A temporary grouping of undertakings (consortium) in order to pool the necessary resources for the realization of major works is not unlawful in itself. A grouped bid must however be induced by technical necessity, or to neutralize risk. In effect, the purpose of the setting up the consortium must not have the aim of responding in a concerted manner to calls for tenders when each of the member companies has sufficient stature to present a competitive bid on its own. Competing undertakings may not, for the sole purpose of submitting a single bid, group together in any structure in order to share the market and align their prices.

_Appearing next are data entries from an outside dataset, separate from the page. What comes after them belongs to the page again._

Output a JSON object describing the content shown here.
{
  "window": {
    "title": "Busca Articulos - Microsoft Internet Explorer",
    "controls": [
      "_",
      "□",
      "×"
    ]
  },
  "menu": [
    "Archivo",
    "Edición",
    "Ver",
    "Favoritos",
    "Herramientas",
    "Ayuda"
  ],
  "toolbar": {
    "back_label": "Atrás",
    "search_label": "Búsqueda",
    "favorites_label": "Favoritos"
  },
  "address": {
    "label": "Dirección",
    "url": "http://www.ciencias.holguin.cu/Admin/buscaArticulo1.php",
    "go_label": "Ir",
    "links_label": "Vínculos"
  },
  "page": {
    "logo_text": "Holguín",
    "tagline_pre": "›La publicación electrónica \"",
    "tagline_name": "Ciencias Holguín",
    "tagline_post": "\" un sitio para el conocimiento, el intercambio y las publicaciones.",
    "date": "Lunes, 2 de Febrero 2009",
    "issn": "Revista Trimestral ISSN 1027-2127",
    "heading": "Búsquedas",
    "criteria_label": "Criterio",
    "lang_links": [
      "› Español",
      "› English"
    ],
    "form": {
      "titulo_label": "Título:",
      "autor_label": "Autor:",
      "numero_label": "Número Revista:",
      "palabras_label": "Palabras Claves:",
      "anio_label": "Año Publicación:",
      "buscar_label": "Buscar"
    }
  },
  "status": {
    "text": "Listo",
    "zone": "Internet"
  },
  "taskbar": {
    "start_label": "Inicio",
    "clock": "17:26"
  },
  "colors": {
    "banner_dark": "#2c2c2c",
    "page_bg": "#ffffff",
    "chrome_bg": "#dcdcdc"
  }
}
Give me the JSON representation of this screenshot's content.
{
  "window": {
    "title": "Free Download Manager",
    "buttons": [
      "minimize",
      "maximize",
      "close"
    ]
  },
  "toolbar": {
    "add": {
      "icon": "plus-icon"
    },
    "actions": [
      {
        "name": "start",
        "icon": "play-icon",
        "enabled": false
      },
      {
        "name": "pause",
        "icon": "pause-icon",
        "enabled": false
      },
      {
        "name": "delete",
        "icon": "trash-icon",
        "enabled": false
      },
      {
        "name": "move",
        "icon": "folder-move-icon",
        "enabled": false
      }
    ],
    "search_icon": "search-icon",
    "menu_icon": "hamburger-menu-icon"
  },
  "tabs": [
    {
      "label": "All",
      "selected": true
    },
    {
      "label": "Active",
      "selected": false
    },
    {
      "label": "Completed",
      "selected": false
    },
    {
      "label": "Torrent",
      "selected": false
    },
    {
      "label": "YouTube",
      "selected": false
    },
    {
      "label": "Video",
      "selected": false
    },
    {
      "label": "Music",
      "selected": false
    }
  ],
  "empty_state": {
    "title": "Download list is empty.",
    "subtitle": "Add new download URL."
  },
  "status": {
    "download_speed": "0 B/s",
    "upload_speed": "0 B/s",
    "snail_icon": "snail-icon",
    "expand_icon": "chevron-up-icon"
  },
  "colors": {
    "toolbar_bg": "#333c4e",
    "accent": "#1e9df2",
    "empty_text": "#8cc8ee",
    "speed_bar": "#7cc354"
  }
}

he existence of structural or capital links between competing bidders (i.e. the same individual being a director of one of the bidders and the CEO of the other) is not sufficient, in the absence of other elements, to establish the existence of an anticompetitive agreement. Undertakings belonging to the same group may submit separate and competing bids as long as they are commercially autonomous and do not engage in concerted action. Where the bids come from a parent company and its subsidiary, the autonomy of each in terms of trading and finance does not preclude a characterization as a cartel if concerted behavior or information exchanges are shown to have taken place. Furthermore, technical or commercial dependency, and/or financial ties between bidding undertakings is sufficient for demonstrating the anticompetitiveness of a cover bid.